This Tobacco Institute document (circa 1968) proposes that the Institute take a cue from the voluntary health agencies, like the American Cancer Society and the American Heart Association, and create a "lively documentary film" to communicate " 'the other side' " of the smoking and health controversy to the lay public.

The film would be designed to convey "the belief that better health can be achieved through basic scientific research--not through propaganda." The writer proposed that the film be simplistic ("a kind of cross between the 'Alka-Seltzer tummies' and the 'Excedrin headaches' ") and that the viewers be shown just enough information "to indicate that smoking is only one of many individual habits and responses to modern life--and only one of many factors involved in health and sickness."

The film was to be presented to civic, social and business groups "by industry representatives, including medical representatives." The narrator of the film would

...present some of the most dramatically contradictory statements that frame the controversy: dogmatic assertions that cigarette smoking unquestionably causes certain diseases, contrasted with the more realistic admissions that 'We haven't the foggiest notion' what causes a disease associated with smoking.

On 11 January 1964, four years before the Tobacco Institute came up with the idea for this film to help confuse people about the link between smoking and health, Luther L. Terry M.D., then Surgeon General of the United States Public Health Service, issued the landmark first Surgeon General's Report on Smoking and Health, America's first widely publicized official recognition that cigarette smoking is a direct cause of cancer and other serious diseases.

Source/Company: Tobacco Institute
Document Date: 19680000/E
Length: 10 pages
Bates No. TIMN0070944/0953

Final film

The Tobacco Institute did in fact produce and distribute such a film. The title of the film was "Smoking & Health: The Need to Know, The Answers We Seek." Versions were available in 15 and 30 minute lengths.

A 1973 memo about the film was used as a Trial Exhibit in Minnesota's case against the tobacco industry.

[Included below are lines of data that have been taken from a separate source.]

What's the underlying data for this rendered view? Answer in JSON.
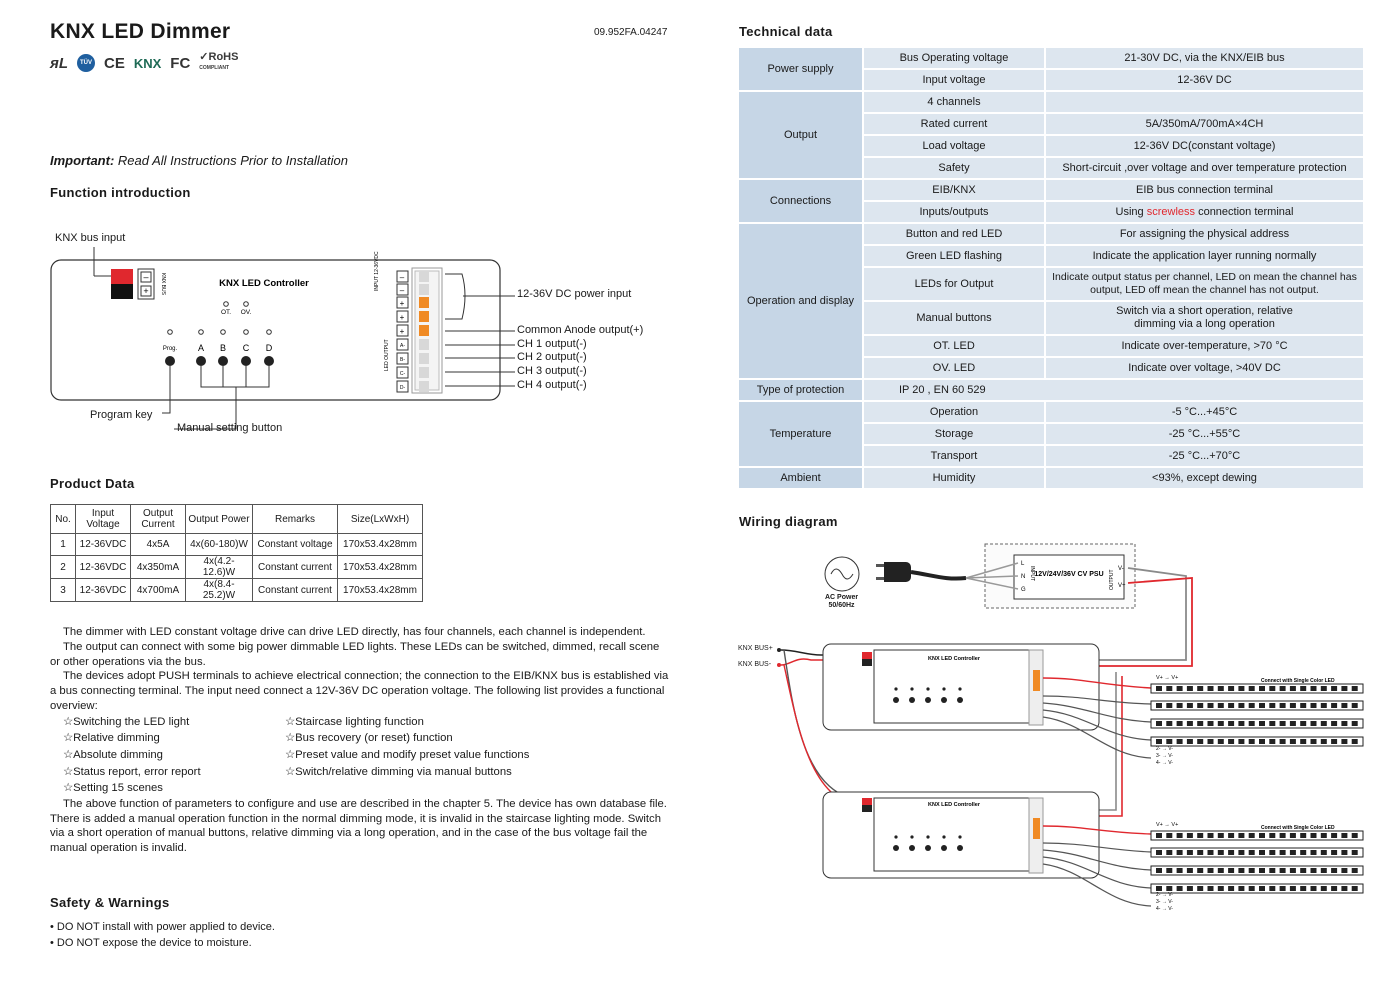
{
  "header": {
    "title": "KNX LED Dimmer",
    "doc_number": "09.952FA.04247",
    "certs": [
      "UL",
      "TÜV",
      "CE",
      "KNX",
      "FC",
      "RoHS"
    ]
  },
  "important": {
    "label": "Important:",
    "text": "Read All Instructions Prior to Installation"
  },
  "function_intro": {
    "heading": "Function introduction",
    "knx_bus_input": "KNX bus input",
    "controller_title": "KNX LED Controller",
    "ot": "OT.",
    "ov": "OV.",
    "prog": "Prog.",
    "buttons": [
      "A",
      "B",
      "C",
      "D"
    ],
    "power_input": "12-36V DC power input",
    "common_anode": "Common Anode output(+)",
    "ch_outputs": [
      "CH 1 output(-)",
      "CH 2 output(-)",
      "CH 3 output(-)",
      "CH 4 output(-)"
    ],
    "program_key": "Program key",
    "manual_button": "Manual setting button",
    "knx_bus_side": "KNX BUS",
    "input_side": "INPUT 12-36VDC",
    "led_output_side": "LED OUTPUT",
    "term_out": [
      "A-",
      "B-",
      "C-",
      "D-"
    ]
  },
  "product_data": {
    "heading": "Product Data",
    "columns": [
      "No.",
      "Input Voltage",
      "Output Current",
      "Output Power",
      "Remarks",
      "Size(LxWxH)"
    ],
    "rows": [
      [
        "1",
        "12-36VDC",
        "4x5A",
        "4x(60-180)W",
        "Constant voltage",
        "170x53.4x28mm"
      ],
      [
        "2",
        "12-36VDC",
        "4x350mA",
        "4x(4.2-12.6)W",
        "Constant current",
        "170x53.4x28mm"
      ],
      [
        "3",
        "12-36VDC",
        "4x700mA",
        "4x(8.4-25.2)W",
        "Constant current",
        "170x53.4x28mm"
      ]
    ]
  },
  "description": {
    "p1": "The dimmer with LED constant voltage drive can drive LED directly, has four channels, each channel is independent.",
    "p2": "The output can connect with some big power dimmable LED lights. These LEDs can be switched, dimmed, recall scene or other operations via the bus.",
    "p3": "The devices adopt PUSH terminals to achieve electrical connection; the connection to the EIB/KNX bus is established via a bus connecting terminal. The input need connect a 12V-36V DC operation voltage. The following list provides a functional overview:",
    "features": [
      "☆Switching the LED light",
      "☆Staircase lighting function",
      "☆Relative dimming",
      "☆Bus recovery (or reset) function",
      "☆Absolute dimming",
      "☆Preset value and modify preset value functions",
      "☆Status report, error report",
      "☆Switch/relative dimming via manual buttons",
      "☆Setting 15 scenes",
      ""
    ],
    "p4": "The above function of parameters to configure and use are described in the chapter 5. The device has own database file. There is added a manual operation function in the normal dimming mode, it is invalid in the staircase lighting mode. Switch via a short operation of manual buttons, relative dimming via a long operation, and in the case of the bus voltage fail the manual operation is invalid."
  },
  "safety": {
    "heading": "Safety & Warnings",
    "items": [
      "• DO NOT install with power applied to device.",
      "• DO NOT expose the device to moisture."
    ]
  },
  "technical": {
    "heading": "Technical data",
    "groups": [
      {
        "category": "Power supply",
        "rows": [
          [
            "Bus Operating voltage",
            "21-30V DC, via the KNX/EIB bus"
          ],
          [
            "Input voltage",
            "12-36V DC"
          ]
        ]
      },
      {
        "category": "Output",
        "rows": [
          [
            "4 channels",
            ""
          ],
          [
            "Rated current",
            "5A/350mA/700mA×4CH"
          ],
          [
            "Load voltage",
            "12-36V DC(constant voltage)"
          ],
          [
            "Safety",
            "Short-circuit ,over voltage and over temperature protection"
          ]
        ]
      },
      {
        "category": "Connections",
        "rows": [
          [
            "EIB/KNX",
            "EIB bus connection terminal"
          ],
          [
            "Inputs/outputs",
            "Using screwless connection terminal"
          ]
        ]
      },
      {
        "category": "Operation and display",
        "rows": [
          [
            "Button and red LED",
            "For assigning the physical address"
          ],
          [
            "Green LED flashing",
            "Indicate the application layer running normally"
          ],
          [
            "LEDs for Output",
            "Indicate output status per channel, LED on mean the channel has output, LED off mean the channel has not output."
          ],
          [
            "Manual buttons",
            "Switch via a short operation, relative dimming via a long operation"
          ],
          [
            "OT. LED",
            "Indicate over-temperature, >70 °C"
          ],
          [
            "OV. LED",
            "Indicate over voltage, >40V DC"
          ]
        ]
      },
      {
        "category": "Type of protection",
        "rows": [
          [
            "IP 20 , EN 60 529",
            ""
          ]
        ]
      },
      {
        "category": "Temperature",
        "rows": [
          [
            "Operation",
            "-5 °C...+45°C"
          ],
          [
            "Storage",
            "-25 °C...+55°C"
          ],
          [
            "Transport",
            "-25 °C...+70°C"
          ]
        ]
      },
      {
        "category": "Ambient",
        "rows": [
          [
            "Humidity",
            "<93%, except dewing"
          ]
        ]
      }
    ],
    "using": "Using ",
    "screwless": "screwless",
    "conn_terminal": " connection terminal"
  },
  "wiring": {
    "heading": "Wiring diagram",
    "ac_power": "AC Power",
    "ac_freq": "50/60Hz",
    "psu_label": "12V/24V/36V CV PSU",
    "psu_input": "INPUT",
    "psu_output": "OUTPUT",
    "psu_lng": [
      "L",
      "N",
      "G"
    ],
    "psu_v": [
      "V-",
      "V+"
    ],
    "knx_bus_plus": "KNX BUS+",
    "knx_bus_minus": "KNX BUS-",
    "controller": "KNX LED Controller",
    "strip_label": "Connect with Single Color LED",
    "strip_v": [
      "V+",
      "→",
      "V+"
    ],
    "strip_rows": [
      "1-",
      "2-",
      "3-",
      "4-"
    ],
    "strip_vminus": "V-",
    "colors": {
      "red_wire": "#e0282e",
      "gray_wire": "#8a8a8a",
      "table_cell": "#dde6ef",
      "table_cat": "#c6d6e6",
      "terminal_orange": "#f08a24"
    }
  }
}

In the memo, Anne H. Field Duffin, Vice President and Special Projects Director of the Tobacco Institute, wrote to William Kloepfer, President of the Institute, to inform Mr. Kloepfer that test showings of the Institute's new documentary film, Smoking & Health: The Need to Know, had "generated large and statistically significant shifts in attitudes favorable to the tobacco industry" among audiences, and the film reduced by 17.8% the number of people who agreed with the statement "cigarette smoking causes lung cancer."

Duffin also reported that, after viewing the film, significantly more audience members agreed with the statements: "the Surgeon General could be wrong about the dangers of smoking cigarettes," and "reports have overemphasized the dangers of smoking cigarettes."[1]

A different Institute memo, by Mr. Kloepfer and dated October 1, 1973, reveals that by October 1, 1973 the film had been shown to "37,000 in community audiences...including 18,000 men, 9,600 women, 5,400 boys and 3,200 girls..."[2]

A 1977 report by the film's distributor, Modern Talking Picture Service, says that by 1977 the film had been shown to 294,891 people, including "35,751 boys" and "24,518 girls."[3]

A 1976 Tobacco Institute document says that this and other films made by the Institute have been seen by "more than 1/2 million people during the past year" [4]


  1. Audience Testing of Smoking and Health: The Need to Know. Duffin A., Tobacco Institute. Memorandum/Trial Exhibit; June 29, 1973. Bates No. TIMN0004654/4657
  2. Distribution of "Need to Know Kloepfer W. Tobacco Institute. October 1, 1973. Bates No. TIMN0078203
  3. Certification of Showings #49 Smoking and Health - The Need To Know. Report. Modern Talking Picture Service; January 31, 1977. Bates No. TINY 0013656/3660
  4. Status Report and Update Public Relations Strategy of U.S. Tobacco Manufacturers RE: Smoking & Health Controversy May 1, 1976. Bates No. TIOK0034140/41470